It is the establishing of that union, and all that it implies, which is the act of condescension. And, as far as Chalcedon is concerned, this is a union between God in se, in the person of the Logos, and human nature, not between Oliphint’s novel construction, a God who has taken on covenantal properties, and human nature. It is this union between God who is unqualifiedly eternal, and human nature, that for Chalcedonian theology makes the incarnation truly and amazingly condescending. In the person of his Son, God is united to human nature, which is creature, with the limitations of a creature. In respect of that nature, he does not know the future, for example: in respect of his human nature he learns what he did not know, and remains ignorant regarding some other matters.
So for Oliphint, God is doubly ignorant, ignorant on account of taking on divine covenantal properties and, in the Incarnation, ignorant on account of taking on a truly human nature. But then there's the 'other' God, the timelessly eternal God who knows everything, including what the 'covenantal' God does not yet know. Yet, the two Gods are one God. Can a ship with such holes beneath the water line make it safely to port?
Nevertheless, (to make matters even more problematic) Oliphint writes,
Because the person of Christ is the quintessential example of God's remaining who he is essentially, even in his interaction with creation, we would do well to think carefully about how our understanding of Christ's person helps us to see what is taking place throughout covenant history as God relates to his human creatures. (182)
So Oliphint is implying that in the case of the incarnate Son it must be that he has three cognitive conditions - as eternal God, as God who takes on covenantal properties and who really changes in time, learning things, and as Incarnate, having as the eternal God, a human body and mind, and so could see things - a sparrow, say - move into left eye-shot and shortly thereafter move out of right eye-shot. Something that neither an eternal God nor a covenantal God could ever do. Has Oliphint thought carefully enough?
The danger in proposing modifications
In cases such as this, where a theologian proposes a serious modification to our understanding of God as timelessly eternal, by introducing a new category, that of a God who takes on ‘covenantal properties’, it is worth asking: if this is how it is in respect of time, what about space? For the Mediator took up space. Does the covenantal God have spatial properties when he speaks to Moses at the burning bush, say? Are the expressions we routinely take to be spatially anthropomorphic in fact (for Oliphint) literal descriptions of the covenant God? Eliminating anthropomorphism involves thinking of God presenting a face, a shape, and occupying multiple discrete locations.
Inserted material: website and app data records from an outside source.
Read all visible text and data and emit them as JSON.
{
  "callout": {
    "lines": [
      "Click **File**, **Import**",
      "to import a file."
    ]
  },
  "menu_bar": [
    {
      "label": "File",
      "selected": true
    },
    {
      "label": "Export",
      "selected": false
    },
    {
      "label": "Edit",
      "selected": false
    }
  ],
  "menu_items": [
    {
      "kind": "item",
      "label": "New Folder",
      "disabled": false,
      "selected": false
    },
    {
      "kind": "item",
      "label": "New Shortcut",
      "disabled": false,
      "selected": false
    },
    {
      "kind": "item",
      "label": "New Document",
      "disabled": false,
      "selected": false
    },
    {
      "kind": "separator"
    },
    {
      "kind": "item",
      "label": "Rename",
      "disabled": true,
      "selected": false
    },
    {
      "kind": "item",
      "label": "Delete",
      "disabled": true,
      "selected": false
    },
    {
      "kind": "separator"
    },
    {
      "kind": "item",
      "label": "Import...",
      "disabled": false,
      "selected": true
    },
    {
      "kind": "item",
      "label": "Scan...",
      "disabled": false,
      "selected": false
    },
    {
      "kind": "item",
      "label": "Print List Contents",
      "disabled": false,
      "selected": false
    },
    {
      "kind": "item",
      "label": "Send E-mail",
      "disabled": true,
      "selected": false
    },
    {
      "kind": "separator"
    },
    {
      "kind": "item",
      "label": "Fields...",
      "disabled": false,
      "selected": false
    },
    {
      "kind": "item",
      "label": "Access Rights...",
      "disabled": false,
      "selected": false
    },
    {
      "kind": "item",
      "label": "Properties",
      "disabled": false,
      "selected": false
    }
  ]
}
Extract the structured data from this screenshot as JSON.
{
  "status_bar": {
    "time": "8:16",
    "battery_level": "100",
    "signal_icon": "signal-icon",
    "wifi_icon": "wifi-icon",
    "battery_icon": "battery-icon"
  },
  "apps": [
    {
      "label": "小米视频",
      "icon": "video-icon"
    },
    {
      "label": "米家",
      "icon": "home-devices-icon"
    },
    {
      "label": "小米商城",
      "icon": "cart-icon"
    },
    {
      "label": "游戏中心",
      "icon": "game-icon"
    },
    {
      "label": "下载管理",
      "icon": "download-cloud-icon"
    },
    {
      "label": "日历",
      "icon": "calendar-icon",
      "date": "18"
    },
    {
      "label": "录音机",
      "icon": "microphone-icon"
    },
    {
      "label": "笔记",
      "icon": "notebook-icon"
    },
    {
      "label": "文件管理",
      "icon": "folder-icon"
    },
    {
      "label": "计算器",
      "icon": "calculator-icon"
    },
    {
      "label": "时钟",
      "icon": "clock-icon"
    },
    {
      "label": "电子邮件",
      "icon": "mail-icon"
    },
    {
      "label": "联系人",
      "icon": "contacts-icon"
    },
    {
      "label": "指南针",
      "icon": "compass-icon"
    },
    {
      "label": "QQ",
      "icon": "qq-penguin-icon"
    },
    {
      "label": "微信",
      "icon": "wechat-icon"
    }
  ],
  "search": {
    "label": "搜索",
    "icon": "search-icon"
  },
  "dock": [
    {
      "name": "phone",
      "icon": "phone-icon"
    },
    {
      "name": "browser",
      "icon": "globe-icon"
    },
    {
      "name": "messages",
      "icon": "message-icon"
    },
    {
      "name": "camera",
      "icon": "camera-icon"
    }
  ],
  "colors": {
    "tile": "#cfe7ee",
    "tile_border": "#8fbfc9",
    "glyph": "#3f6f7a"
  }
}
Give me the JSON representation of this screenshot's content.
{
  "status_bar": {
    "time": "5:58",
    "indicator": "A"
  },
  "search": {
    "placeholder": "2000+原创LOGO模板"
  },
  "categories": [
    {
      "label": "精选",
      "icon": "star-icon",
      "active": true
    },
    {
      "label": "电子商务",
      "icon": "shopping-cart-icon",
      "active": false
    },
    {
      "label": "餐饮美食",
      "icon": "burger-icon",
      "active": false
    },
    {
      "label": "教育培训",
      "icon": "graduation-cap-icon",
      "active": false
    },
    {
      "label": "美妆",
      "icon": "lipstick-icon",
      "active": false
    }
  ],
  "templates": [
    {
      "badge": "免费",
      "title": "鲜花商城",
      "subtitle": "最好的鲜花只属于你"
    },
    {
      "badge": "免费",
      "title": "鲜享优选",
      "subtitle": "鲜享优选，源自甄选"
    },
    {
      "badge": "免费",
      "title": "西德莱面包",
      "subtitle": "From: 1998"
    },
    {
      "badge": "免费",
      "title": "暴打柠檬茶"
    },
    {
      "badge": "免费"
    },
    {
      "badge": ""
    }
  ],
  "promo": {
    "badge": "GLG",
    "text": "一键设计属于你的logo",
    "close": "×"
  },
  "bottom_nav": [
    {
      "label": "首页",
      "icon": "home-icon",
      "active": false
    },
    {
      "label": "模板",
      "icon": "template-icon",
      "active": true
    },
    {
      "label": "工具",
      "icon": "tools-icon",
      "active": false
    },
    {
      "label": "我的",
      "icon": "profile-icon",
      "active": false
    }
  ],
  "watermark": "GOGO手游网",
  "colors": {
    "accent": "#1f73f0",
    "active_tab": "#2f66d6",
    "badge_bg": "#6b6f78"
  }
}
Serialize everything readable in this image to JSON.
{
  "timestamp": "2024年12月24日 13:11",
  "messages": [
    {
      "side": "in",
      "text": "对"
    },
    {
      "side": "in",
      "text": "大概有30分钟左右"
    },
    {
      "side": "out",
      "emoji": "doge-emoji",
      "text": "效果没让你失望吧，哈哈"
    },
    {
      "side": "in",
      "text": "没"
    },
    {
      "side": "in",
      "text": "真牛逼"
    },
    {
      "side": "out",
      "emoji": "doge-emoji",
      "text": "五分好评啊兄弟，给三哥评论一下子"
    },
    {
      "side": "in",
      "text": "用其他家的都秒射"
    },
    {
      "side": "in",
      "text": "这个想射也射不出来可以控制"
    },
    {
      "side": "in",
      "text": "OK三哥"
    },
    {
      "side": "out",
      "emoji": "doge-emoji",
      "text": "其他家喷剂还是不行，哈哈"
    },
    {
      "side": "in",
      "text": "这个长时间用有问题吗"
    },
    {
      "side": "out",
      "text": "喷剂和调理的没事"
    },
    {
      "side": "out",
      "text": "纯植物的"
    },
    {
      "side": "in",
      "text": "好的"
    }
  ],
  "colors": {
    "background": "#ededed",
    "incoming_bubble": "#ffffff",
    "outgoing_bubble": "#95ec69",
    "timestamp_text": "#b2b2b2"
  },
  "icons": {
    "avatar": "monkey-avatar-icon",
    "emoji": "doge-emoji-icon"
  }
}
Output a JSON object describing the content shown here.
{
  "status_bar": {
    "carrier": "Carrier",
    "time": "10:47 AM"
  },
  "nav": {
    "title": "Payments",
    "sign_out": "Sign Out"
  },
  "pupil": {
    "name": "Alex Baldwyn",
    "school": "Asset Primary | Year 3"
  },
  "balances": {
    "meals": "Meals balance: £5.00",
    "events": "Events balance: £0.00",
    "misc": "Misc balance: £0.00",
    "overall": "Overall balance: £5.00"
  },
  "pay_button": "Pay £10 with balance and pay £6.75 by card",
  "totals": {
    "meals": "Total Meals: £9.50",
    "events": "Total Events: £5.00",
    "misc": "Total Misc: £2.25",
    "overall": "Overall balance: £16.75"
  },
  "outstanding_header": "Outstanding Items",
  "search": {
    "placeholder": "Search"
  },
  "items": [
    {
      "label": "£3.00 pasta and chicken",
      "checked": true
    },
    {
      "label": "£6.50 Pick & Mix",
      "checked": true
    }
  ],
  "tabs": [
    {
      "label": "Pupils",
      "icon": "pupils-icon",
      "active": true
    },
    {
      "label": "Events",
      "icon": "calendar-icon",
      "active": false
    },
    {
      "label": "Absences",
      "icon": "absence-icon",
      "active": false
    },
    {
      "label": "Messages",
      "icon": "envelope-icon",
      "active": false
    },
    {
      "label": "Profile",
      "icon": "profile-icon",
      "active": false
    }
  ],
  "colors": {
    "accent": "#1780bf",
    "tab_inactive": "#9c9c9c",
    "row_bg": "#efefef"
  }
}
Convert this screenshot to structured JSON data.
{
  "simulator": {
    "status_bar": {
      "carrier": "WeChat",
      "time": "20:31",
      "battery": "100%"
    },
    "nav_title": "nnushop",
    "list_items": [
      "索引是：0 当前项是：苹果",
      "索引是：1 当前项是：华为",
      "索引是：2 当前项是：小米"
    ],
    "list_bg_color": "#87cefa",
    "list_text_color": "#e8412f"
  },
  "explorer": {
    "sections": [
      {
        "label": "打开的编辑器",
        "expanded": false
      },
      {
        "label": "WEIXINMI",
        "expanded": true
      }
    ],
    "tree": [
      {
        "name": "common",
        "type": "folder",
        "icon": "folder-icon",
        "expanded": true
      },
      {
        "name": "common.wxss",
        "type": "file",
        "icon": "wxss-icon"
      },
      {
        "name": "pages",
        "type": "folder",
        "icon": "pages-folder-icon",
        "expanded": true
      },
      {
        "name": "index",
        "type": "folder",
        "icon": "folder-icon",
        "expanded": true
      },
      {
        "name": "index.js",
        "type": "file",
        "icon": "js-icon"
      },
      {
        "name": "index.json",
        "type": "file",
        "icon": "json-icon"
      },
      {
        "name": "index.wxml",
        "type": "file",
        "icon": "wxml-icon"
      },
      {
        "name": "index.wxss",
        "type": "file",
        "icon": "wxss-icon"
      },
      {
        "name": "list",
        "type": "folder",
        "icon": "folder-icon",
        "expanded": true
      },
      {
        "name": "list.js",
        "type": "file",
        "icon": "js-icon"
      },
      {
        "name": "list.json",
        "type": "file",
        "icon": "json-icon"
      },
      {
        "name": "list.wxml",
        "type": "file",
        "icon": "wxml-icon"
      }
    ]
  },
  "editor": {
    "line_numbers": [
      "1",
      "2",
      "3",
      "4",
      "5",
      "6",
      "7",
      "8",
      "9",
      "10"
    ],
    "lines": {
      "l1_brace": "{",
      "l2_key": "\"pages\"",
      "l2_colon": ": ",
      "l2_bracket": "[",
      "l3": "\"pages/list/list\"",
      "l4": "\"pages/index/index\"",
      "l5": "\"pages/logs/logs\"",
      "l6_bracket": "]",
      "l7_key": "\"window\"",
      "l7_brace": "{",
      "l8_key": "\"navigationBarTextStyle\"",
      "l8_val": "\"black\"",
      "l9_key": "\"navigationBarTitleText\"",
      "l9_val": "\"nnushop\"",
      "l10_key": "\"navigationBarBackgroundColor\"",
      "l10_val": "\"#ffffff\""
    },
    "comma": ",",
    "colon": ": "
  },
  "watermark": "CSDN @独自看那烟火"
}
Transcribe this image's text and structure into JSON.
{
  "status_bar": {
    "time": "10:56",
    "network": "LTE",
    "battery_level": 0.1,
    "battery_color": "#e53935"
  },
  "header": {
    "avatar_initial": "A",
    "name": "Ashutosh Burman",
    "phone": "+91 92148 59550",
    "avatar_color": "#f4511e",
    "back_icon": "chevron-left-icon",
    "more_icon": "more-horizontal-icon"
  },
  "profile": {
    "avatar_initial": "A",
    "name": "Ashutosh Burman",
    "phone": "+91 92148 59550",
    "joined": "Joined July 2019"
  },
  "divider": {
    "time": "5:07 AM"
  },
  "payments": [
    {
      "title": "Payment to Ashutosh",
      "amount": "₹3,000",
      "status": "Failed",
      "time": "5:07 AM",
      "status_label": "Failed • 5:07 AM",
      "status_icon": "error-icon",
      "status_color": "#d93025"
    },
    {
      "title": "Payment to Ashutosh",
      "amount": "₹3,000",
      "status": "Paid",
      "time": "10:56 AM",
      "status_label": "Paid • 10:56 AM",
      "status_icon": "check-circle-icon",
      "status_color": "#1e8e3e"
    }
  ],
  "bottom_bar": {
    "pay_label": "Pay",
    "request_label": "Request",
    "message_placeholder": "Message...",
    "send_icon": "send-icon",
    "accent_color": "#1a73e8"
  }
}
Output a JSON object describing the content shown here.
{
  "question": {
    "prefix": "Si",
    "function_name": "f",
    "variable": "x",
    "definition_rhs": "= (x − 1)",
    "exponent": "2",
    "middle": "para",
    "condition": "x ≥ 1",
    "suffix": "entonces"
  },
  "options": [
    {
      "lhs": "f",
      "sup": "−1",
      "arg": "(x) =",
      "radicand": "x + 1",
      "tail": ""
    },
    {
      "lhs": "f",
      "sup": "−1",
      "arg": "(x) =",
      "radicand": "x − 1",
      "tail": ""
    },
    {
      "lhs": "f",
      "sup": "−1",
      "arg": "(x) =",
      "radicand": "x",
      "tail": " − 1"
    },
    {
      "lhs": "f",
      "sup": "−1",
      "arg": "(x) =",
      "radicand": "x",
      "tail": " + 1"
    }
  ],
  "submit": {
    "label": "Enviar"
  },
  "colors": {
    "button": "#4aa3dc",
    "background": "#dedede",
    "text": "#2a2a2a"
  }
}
What is the hermeneutic for these? Do his facial expressions change as his mood changes? Has anyone seen the face of the covenant God? Is Oliphint arguing that God takes on human-like noetic properties while remaining wholly spiritual? If so then anthropomorphic language regarding such a God would still be necessary.
As we have seen in number of places in God With Us Scott Oliphint invokes Chalcedon. But has he thought through the consequences of doing so? Has he thoroughly worked out the reading back into the doctrine of God of the Incarnation and of ascribing covenantal properties to God? ? Are there no unintended consequences lurking?
Next in this series will be a discussion of the John Frame position and what motivates it theologically. Frame's modifications to classical theism are interestingly similar to Oliphint's outlook, and may be said to pave the way for it.